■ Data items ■
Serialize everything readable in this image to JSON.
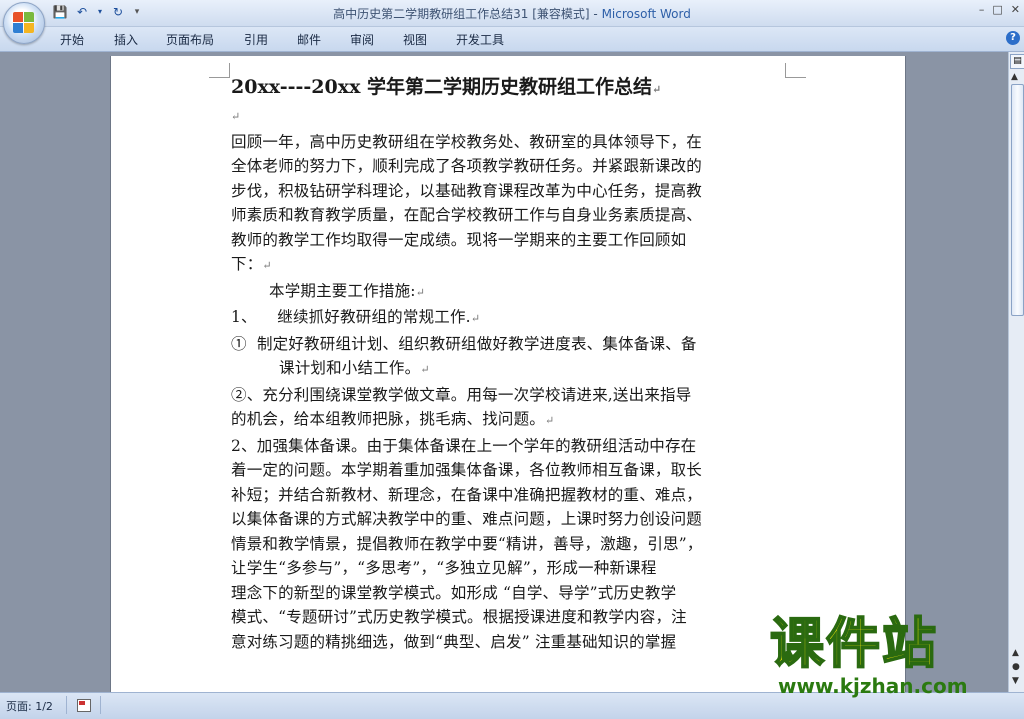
{
  "window": {
    "title": "高中历史第二学期教研组工作总结31 [兼容模式]",
    "title_sep": " - ",
    "app_name": "Microsoft Word"
  },
  "ribbon": {
    "tabs": [
      "开始",
      "插入",
      "页面布局",
      "引用",
      "邮件",
      "审阅",
      "视图",
      "开发工具"
    ]
  },
  "document": {
    "heading": "20xx----20xx 学年第二学期历史教研组工作总结",
    "lines": [
      "回顾一年，高中历史教研组在学校教务处、教研室的具体领导下，在",
      "全体老师的努力下，顺利完成了各项教学教研任务。并紧跟新课改的",
      "步伐，积极钻研学科理论，以基础教育课程改革为中心任务，提高教",
      "师素质和教育教学质量，在配合学校教研工作与自身业务素质提高、",
      "教师的教学工作均取得一定成绩。现将一学期来的主要工作回顾如",
      "下：",
      "本学期主要工作措施:",
      "1、    继续抓好教研组的常规工作.",
      "①  制定好教研组计划、组织教研组做好教学进度表、集体备课、备",
      "课计划和小结工作。",
      "②、充分利围绕课堂教学做文章。用每一次学校请进来,送出来指导",
      "的机会，给本组教师把脉，挑毛病、找问题。",
      "2、加强集体备课。由于集体备课在上一个学年的教研组活动中存在",
      "着一定的问题。本学期着重加强集体备课，各位教师相互备课，取长",
      "补短；并结合新教材、新理念，在备课中准确把握教材的重、难点，",
      "以集体备课的方式解决教学中的重、难点问题，上课时努力创设问题",
      "情景和教学情景，提倡教师在教学中要“精讲，善导，激趣，引思”，",
      "让学生“多参与”，“多思考”，“多独立见解”，形成一种新课程",
      "理念下的新型的课堂教学模式。如形成 “自学、导学”式历史教学",
      "模式、“专题研讨”式历史教学模式。根据授课进度和教学内容，注",
      "意对练习题的精挑细选，做到“典型、启发” 注重基础知识的掌握"
    ]
  },
  "status": {
    "page": "页面: 1/2"
  },
  "watermark": {
    "main": "课件站",
    "url": "www.kjzhan.com"
  },
  "colors": {
    "title_app": "#2d5fa8",
    "workspace": "#8a94a5",
    "watermark_fill": "#f2e60a",
    "watermark_stroke": "#2a6a10"
  }
}
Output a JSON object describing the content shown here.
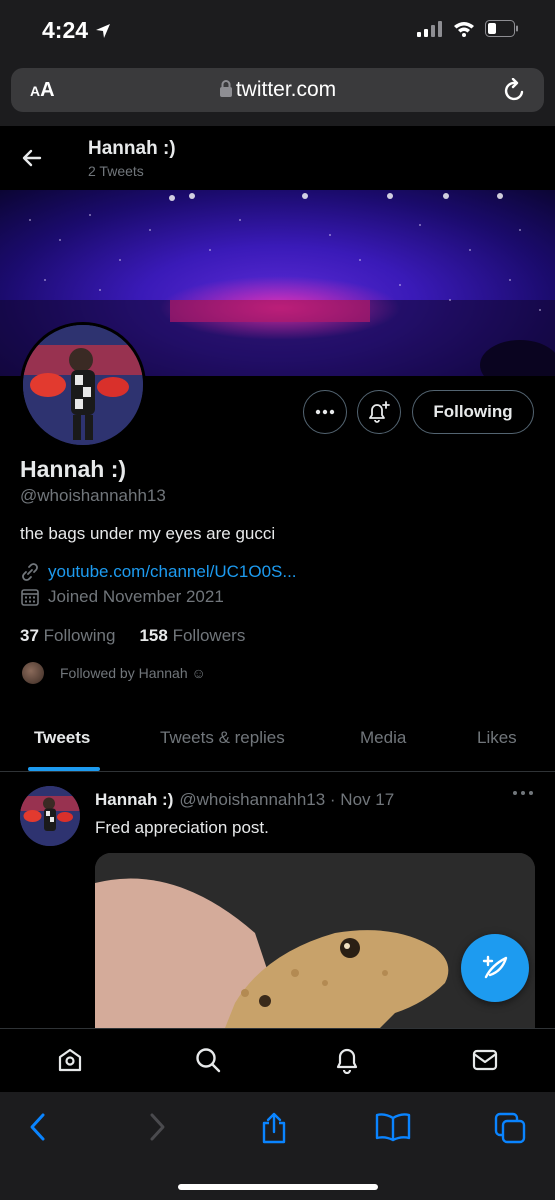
{
  "status_bar": {
    "time": "4:24"
  },
  "browser": {
    "text_size_label_big": "A",
    "text_size_label_small": "A",
    "url": "twitter.com"
  },
  "header": {
    "name": "Hannah :)",
    "tweet_count": "2 Tweets"
  },
  "profile": {
    "name": "Hannah :)",
    "handle": "@whoishannahh13",
    "bio": "the bags under my eyes are gucci",
    "link": "youtube.com/channel/UC1O0S...",
    "joined": "Joined November 2021",
    "following_count": "37",
    "following_label": "Following",
    "followers_count": "158",
    "followers_label": "Followers",
    "followed_by": "Followed by Hannah ☺︎",
    "following_button": "Following"
  },
  "tabs": [
    {
      "label": "Tweets",
      "active": true
    },
    {
      "label": "Tweets & replies"
    },
    {
      "label": "Media"
    },
    {
      "label": "Likes"
    }
  ],
  "tweet": {
    "name": "Hannah :)",
    "meta": "@whoishannahh13 · Nov 17",
    "text": "Fred appreciation post."
  },
  "colors": {
    "accent": "#1d9bf0",
    "background": "#000000",
    "muted": "#71767b"
  },
  "icons": {
    "status": [
      "location-arrow-icon",
      "signal-icon",
      "wifi-icon",
      "battery-icon"
    ],
    "nav": [
      "home-icon",
      "search-icon",
      "notifications-icon",
      "messages-icon"
    ],
    "toolbar": [
      "back-icon",
      "forward-icon",
      "share-icon",
      "bookmarks-icon",
      "tabs-icon"
    ]
  }
}
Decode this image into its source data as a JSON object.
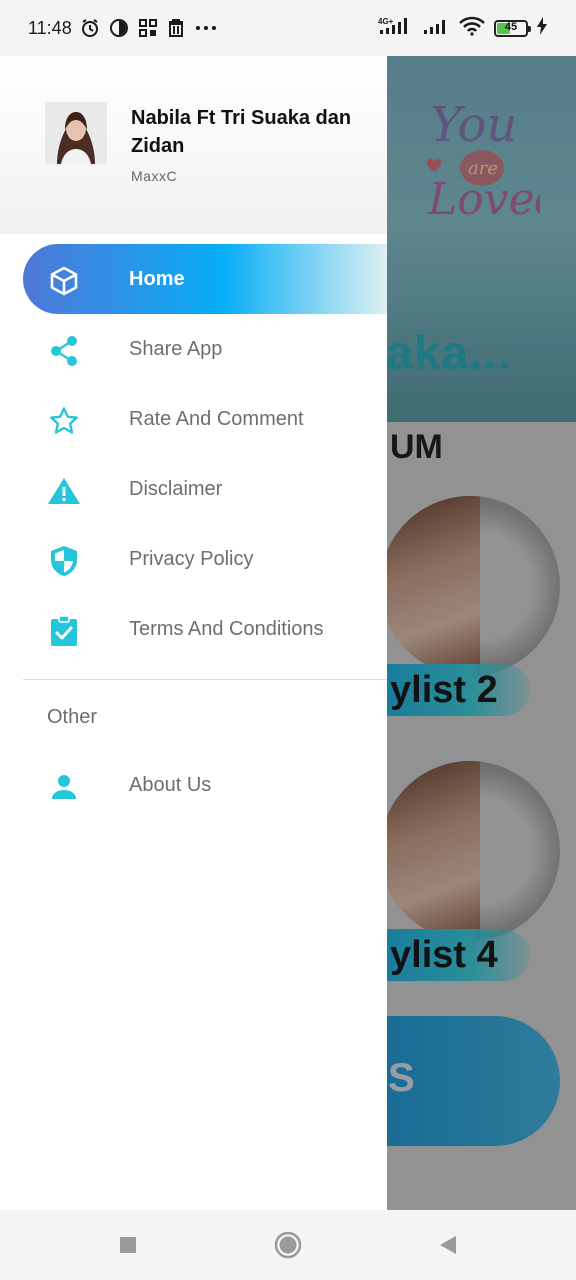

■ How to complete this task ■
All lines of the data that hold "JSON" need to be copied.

■ Response for this exercise ■
Serialize everything readable in this image to JSON.
Output a JSON object describing the content shown here.
Decode this image into its source data as a JSON object.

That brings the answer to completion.